* Problem requirements:
Whenever a line below holds the word "title", copy that line.
Exercise materials Start Marker
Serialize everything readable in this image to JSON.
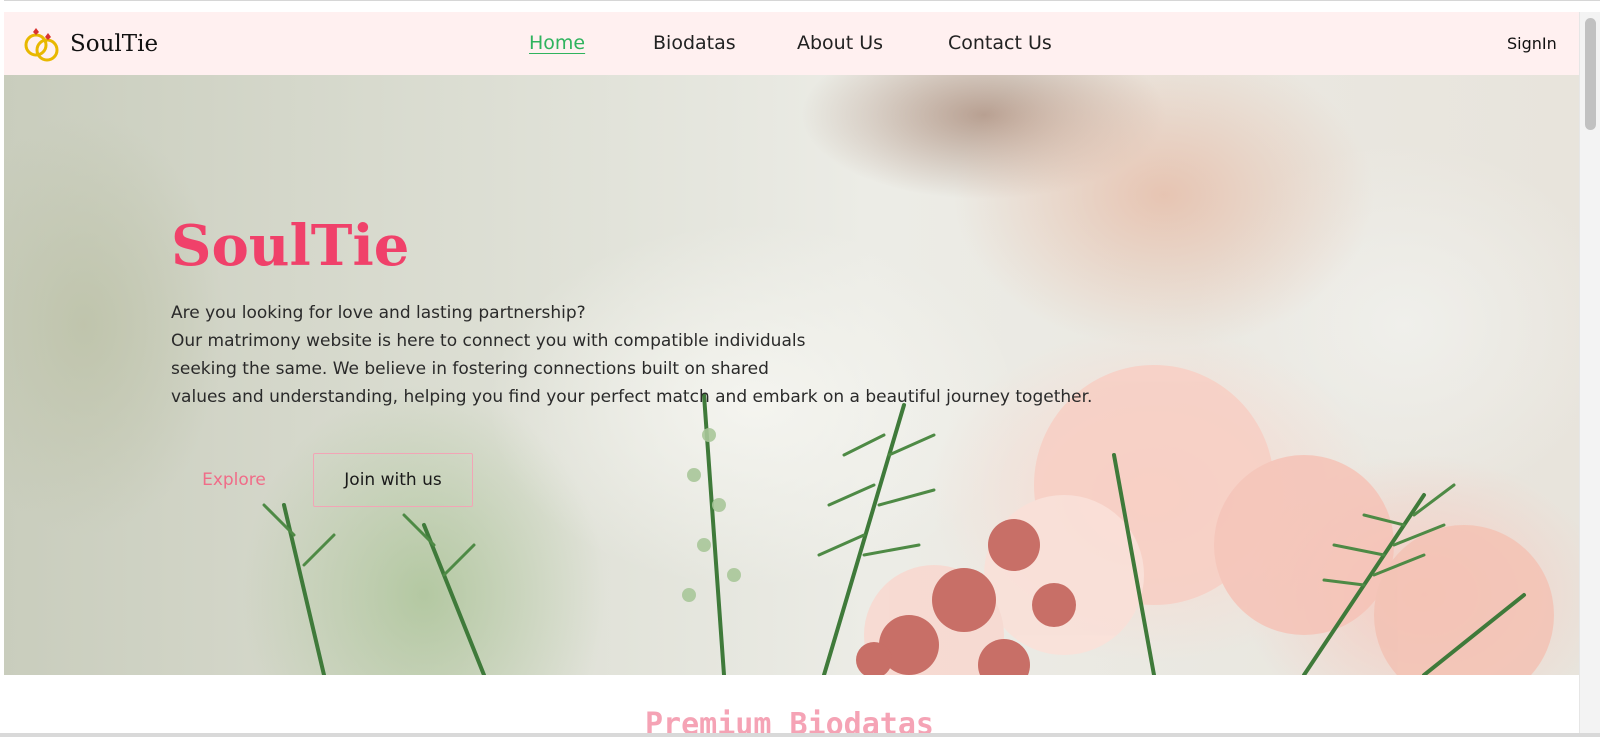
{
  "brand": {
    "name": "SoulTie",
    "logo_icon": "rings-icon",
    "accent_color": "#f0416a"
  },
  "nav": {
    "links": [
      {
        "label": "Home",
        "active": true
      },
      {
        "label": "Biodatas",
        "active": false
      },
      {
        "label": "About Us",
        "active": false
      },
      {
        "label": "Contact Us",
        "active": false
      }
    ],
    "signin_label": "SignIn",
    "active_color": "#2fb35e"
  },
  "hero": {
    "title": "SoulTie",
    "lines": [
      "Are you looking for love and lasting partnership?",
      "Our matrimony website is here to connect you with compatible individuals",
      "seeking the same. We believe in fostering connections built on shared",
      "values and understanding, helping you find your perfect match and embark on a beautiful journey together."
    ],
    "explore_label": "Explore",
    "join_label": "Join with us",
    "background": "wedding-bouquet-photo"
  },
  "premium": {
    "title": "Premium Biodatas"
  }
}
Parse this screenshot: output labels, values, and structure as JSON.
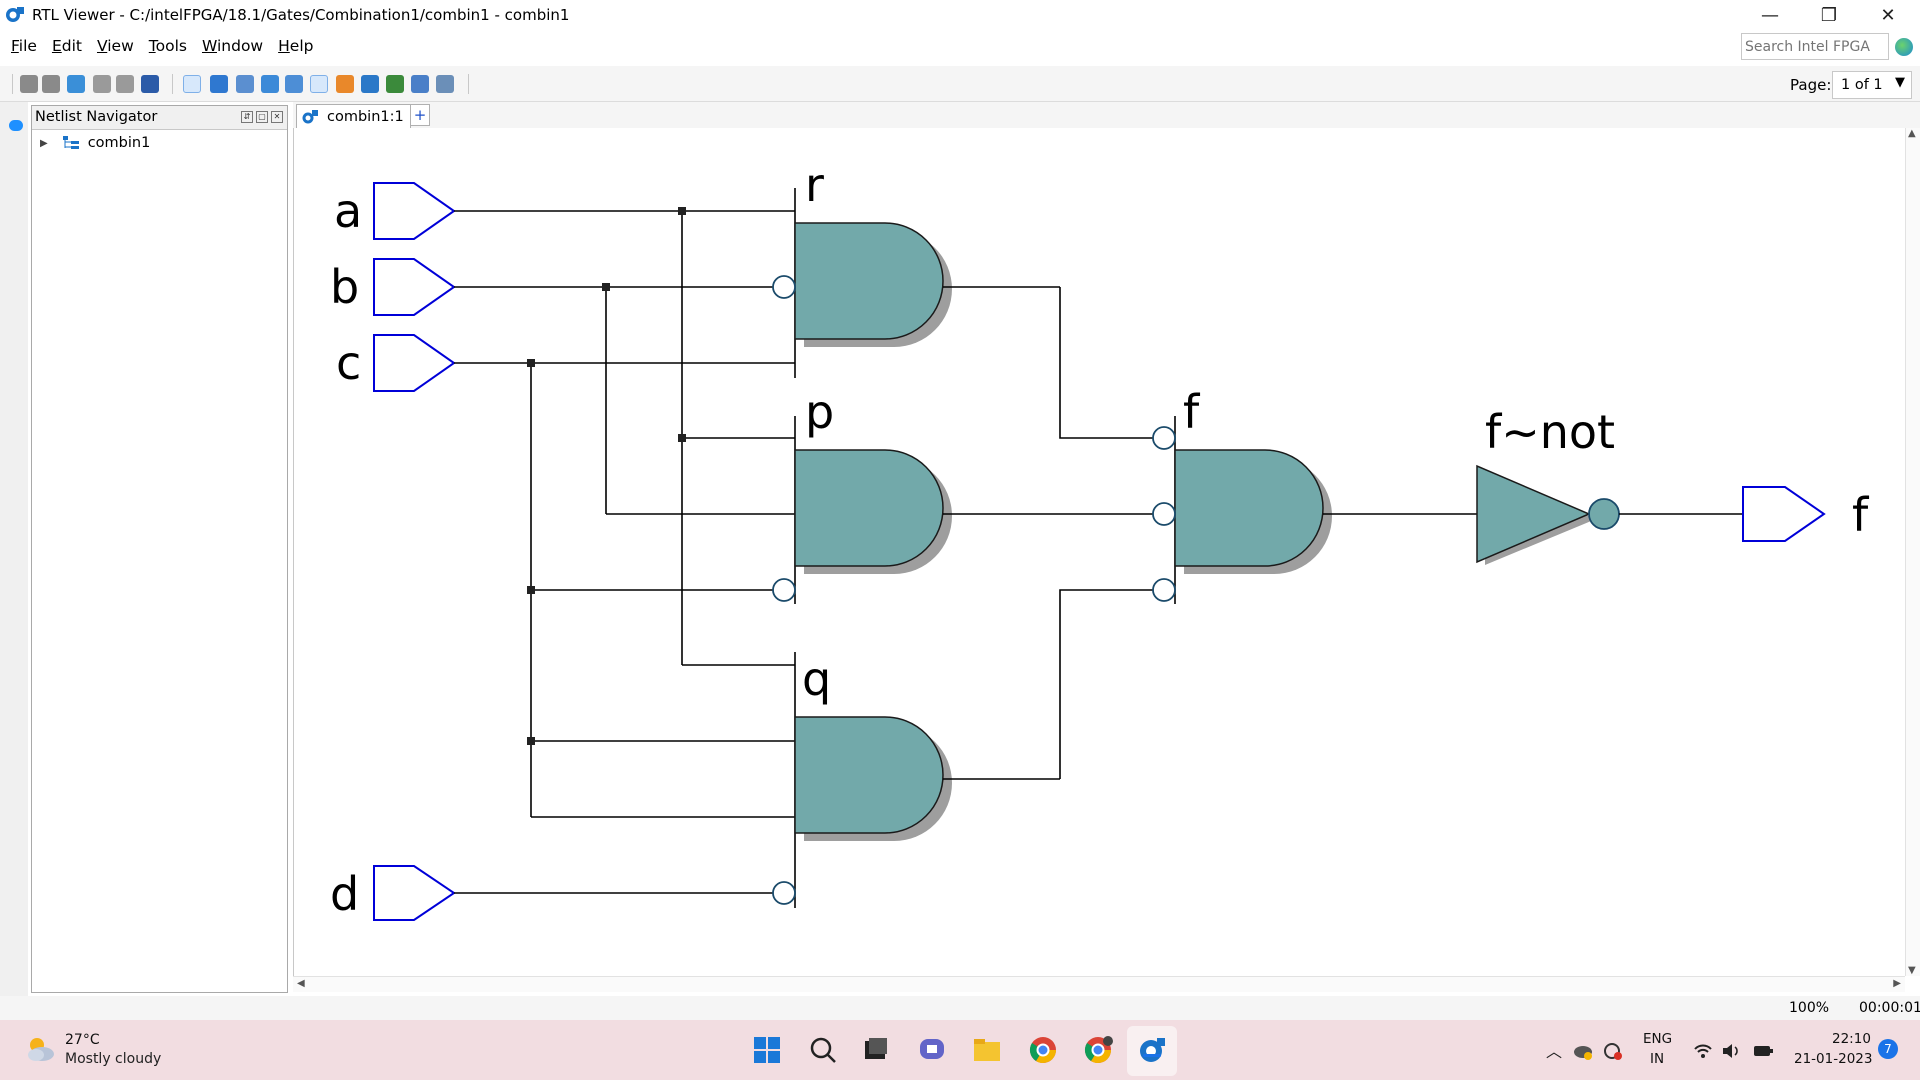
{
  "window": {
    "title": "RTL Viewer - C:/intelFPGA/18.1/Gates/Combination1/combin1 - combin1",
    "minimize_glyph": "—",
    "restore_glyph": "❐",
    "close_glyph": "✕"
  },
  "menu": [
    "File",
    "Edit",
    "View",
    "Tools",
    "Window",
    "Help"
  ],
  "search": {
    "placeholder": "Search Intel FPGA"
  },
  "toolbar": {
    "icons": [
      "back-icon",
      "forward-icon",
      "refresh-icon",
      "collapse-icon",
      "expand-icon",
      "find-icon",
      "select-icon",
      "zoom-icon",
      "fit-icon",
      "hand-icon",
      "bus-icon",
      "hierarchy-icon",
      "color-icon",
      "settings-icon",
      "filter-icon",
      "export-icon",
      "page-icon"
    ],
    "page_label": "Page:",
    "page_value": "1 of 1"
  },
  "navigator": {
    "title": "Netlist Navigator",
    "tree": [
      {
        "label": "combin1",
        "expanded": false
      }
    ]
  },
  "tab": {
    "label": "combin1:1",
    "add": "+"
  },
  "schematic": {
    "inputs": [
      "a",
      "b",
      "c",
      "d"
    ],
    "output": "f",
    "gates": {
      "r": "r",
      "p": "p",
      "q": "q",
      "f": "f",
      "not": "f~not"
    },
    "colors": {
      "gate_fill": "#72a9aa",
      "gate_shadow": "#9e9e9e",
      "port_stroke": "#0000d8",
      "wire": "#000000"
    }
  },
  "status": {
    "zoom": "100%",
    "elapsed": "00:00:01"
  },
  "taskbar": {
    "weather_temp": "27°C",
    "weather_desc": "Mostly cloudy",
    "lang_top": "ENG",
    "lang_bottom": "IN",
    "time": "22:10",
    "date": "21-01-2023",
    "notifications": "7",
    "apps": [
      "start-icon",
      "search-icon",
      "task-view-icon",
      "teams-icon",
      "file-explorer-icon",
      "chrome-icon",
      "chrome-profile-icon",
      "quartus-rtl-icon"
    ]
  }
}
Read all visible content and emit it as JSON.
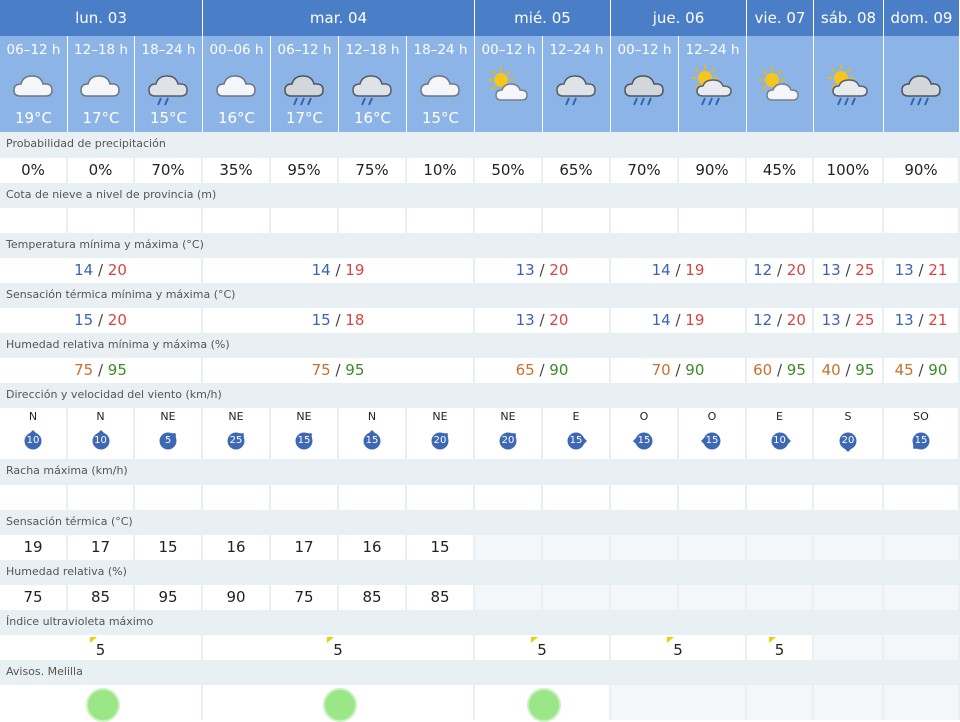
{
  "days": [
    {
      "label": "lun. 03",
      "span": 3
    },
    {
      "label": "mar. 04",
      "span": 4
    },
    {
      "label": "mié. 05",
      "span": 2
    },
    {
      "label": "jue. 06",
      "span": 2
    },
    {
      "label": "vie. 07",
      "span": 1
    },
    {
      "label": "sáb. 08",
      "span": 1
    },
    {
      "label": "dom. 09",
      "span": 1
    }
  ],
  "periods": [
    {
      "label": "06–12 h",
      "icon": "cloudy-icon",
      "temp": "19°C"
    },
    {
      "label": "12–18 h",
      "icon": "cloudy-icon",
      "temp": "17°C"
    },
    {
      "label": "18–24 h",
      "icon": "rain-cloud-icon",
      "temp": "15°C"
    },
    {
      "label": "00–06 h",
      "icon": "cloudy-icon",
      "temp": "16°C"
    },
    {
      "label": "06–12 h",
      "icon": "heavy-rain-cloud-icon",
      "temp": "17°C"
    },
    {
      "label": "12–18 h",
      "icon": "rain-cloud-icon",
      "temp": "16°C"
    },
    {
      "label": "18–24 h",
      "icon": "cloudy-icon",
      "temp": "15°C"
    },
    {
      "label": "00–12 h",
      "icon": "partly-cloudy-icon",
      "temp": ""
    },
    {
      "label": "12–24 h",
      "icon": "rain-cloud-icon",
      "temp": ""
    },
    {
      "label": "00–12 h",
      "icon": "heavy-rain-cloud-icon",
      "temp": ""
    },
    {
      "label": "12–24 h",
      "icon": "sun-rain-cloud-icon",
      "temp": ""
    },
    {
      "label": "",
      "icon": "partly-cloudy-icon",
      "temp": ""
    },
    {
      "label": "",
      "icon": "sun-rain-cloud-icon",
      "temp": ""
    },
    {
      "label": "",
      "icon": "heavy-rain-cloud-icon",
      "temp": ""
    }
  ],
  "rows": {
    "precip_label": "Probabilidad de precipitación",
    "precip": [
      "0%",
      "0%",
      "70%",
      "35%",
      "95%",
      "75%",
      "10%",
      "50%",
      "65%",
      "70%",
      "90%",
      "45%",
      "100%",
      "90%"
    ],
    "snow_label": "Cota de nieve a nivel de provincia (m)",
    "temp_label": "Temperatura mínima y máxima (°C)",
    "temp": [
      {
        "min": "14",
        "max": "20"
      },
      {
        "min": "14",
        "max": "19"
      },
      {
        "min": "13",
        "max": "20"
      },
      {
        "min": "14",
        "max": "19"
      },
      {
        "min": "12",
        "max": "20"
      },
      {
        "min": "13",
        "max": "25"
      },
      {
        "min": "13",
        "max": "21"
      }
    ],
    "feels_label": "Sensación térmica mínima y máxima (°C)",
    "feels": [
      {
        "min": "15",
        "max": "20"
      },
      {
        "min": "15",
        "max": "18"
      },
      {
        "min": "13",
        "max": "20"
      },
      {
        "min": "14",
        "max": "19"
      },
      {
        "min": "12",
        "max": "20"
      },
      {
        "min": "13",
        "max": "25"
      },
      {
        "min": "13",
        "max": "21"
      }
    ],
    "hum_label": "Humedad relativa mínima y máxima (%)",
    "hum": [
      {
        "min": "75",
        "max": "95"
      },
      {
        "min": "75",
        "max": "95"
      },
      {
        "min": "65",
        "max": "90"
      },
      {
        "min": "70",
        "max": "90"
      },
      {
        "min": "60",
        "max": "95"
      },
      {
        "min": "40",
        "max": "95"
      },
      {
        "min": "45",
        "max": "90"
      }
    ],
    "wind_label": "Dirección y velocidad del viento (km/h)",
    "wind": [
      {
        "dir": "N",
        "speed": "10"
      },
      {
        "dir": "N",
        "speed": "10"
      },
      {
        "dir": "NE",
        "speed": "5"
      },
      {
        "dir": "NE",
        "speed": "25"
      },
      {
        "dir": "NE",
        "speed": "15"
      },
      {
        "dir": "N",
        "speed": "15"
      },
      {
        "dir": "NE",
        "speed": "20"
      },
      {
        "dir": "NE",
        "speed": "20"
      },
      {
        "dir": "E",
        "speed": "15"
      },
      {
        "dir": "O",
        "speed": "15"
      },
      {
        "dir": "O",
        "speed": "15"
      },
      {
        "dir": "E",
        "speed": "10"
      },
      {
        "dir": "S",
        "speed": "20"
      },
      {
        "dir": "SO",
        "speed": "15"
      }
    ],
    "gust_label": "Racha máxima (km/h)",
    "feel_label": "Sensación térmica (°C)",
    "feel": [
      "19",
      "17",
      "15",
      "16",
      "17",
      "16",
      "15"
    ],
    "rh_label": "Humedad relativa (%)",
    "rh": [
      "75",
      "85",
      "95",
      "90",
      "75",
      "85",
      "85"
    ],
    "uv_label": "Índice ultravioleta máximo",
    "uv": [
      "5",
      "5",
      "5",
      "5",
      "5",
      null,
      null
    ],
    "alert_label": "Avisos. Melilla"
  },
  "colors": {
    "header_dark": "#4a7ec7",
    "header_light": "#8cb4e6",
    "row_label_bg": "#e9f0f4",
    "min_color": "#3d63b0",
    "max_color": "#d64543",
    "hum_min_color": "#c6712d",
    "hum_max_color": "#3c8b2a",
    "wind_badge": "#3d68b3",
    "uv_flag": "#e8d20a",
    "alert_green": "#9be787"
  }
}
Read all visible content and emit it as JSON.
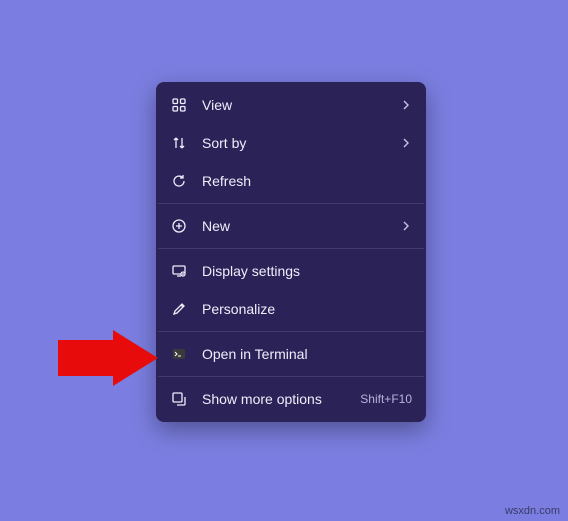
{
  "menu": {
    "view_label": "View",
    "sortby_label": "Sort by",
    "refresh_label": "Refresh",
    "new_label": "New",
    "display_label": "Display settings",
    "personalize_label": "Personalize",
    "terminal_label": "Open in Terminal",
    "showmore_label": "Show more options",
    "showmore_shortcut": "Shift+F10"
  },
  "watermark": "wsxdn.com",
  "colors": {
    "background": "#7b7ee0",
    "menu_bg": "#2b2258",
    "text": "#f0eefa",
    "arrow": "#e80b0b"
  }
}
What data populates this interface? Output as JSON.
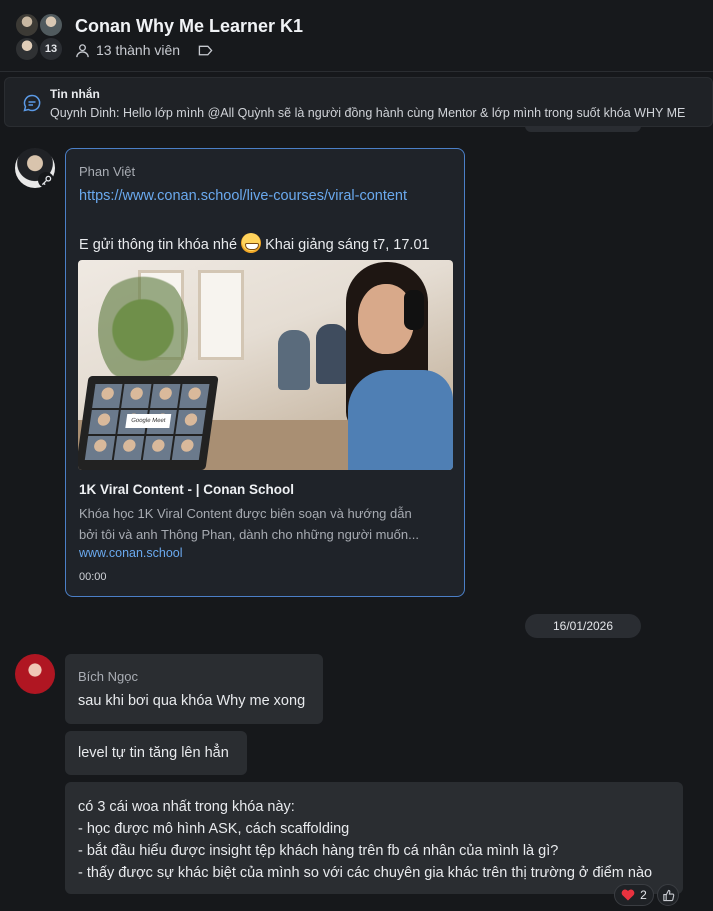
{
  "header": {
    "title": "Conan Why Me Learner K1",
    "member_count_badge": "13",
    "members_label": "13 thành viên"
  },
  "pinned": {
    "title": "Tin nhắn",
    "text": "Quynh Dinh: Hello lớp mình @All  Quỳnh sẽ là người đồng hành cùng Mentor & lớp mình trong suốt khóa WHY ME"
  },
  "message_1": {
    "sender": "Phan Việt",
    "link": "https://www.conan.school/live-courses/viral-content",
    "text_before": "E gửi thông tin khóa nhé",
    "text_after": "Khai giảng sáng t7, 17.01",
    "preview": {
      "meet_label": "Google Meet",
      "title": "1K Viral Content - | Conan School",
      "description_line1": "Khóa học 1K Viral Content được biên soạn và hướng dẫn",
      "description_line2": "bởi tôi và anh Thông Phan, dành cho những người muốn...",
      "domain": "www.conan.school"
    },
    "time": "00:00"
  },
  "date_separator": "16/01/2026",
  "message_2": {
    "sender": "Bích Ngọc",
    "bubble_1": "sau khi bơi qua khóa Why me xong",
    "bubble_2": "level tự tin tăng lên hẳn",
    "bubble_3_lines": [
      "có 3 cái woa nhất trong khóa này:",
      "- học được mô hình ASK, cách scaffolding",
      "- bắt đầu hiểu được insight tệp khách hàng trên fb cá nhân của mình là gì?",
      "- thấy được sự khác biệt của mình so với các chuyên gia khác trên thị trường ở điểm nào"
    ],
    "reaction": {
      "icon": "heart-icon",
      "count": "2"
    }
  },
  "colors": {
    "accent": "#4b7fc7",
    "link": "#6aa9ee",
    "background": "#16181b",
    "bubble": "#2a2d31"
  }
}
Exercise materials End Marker
* Response box:
    "title": "SoulTie",
    "title": "Premium Biodatas"
    "title": "RTL Viewer - C:/intelFPGA/18.1/Gates/Combination1/combin1 - combin1",
    "title": "Netlist Navigator",
    "title": "Conan Why Me Learner K1",
    "title": "Tin nhắn",
      "title": "1K Viral Content - | Conan School",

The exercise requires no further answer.